In a socialist society, the major corporations, including PG&E and Edison International, would be nationalized. Billions would be reallocated from the military and the bank accounts of the super-rich toward the rational planning of cities, including the universal use of underground or metal aboveground electrical infrastructure. Emergency response technology would provide instant notification of any wildfires or other extreme weather events, and fire departments would be fully funded to prevent any future outbreaks. Programs to halt and reverse human-induced climate change would create a stable climate and lay the basis for sustaining future generations of mankind.

Lies on French Polynesia nuclear bombs admitted


Demonstrators against a French nuclear bomb test on Mururoa, in september 1995. AFP photo

This AFP photo shows demonstrators against a French nuclear bomb test on Mururoa island in French Polynesia, in september 1995.

Translated from Dutch NOS TV today:

President of French Polynesia admits lies about nuclear testing

President Fritch of French Polynesia has acknowledged in the parliament in Tahiti that the population has been lied to for 30 years about the dangers of the nuclear tests that were held there. Between 1960 and 1996, France held 193 tests with atomic bombs in the overseas territory in the South Pacific.

The images of the mushroom cloud that rose above the Mururoa atoll were increasingly leading to international protests. In 2010, the French government released hundreds of millions of euros to compensate the residents of French Polynesia. The money was also destined for Algeria, where nuclear tests were also held.

“I can not be surprised that I have been called a liar for thirty years, we lied to the people that the nuclear tests were clean. We lied”, was the statement by President Edouard Fritch. Unknown is what brought Fritch to this confession.

On request, the United States news agency AP received no response from the French government to the statements by Fritch.

Radioactive radiation

The whistleblower Bruno Barrillot, who died last year, revealed that thyroid cancer and leukemia occur excessively among the 280,000 inhabitants of French Polynesia.

President Hollande visited French Polynesia two years ago. He acknowledged on that occasion that the nuclear tests had a harmful effect on human health and the environment. But he also praised the contribution that French Polynesia made to the fact that France became an international nuclear power.

Three years earlier, French newspapers reported on the basis of official documents released that the nuclear tests were much more harmful than the authorities had admitted.
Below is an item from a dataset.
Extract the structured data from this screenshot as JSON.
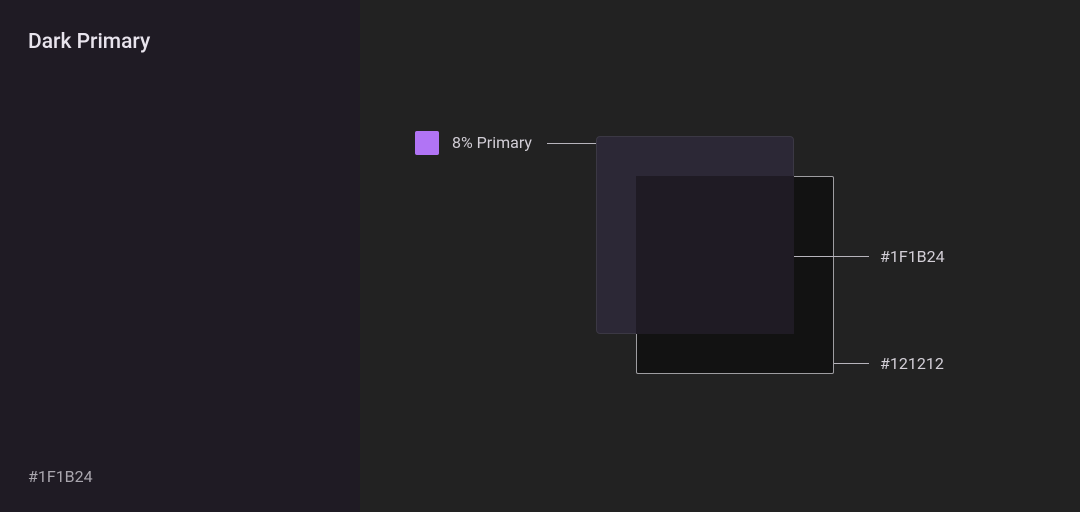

Tahiti, the most famous Polynesian island that is often depicted on the paintings of Paul Gauguin, was exposed to radioactive radiation 500 times as high as the maximum permitted level.

Monsanto glyphosate in food


This 10 November 2018 video from the USA says about itself:

Studies Find Monsanto’s Poison In Food Products

Lawsuits are coming together against some of the biggest food makers in the United States after repeated studies have found unsafe levels of Monsanto’s glyphosate in their products. Glyphosate is the active ingredient in Roundup, and it has been shown to cause cancer in studies. Ring of Fire’s Farron Cousins discusses this with Scott Hardy from Top Class Actions.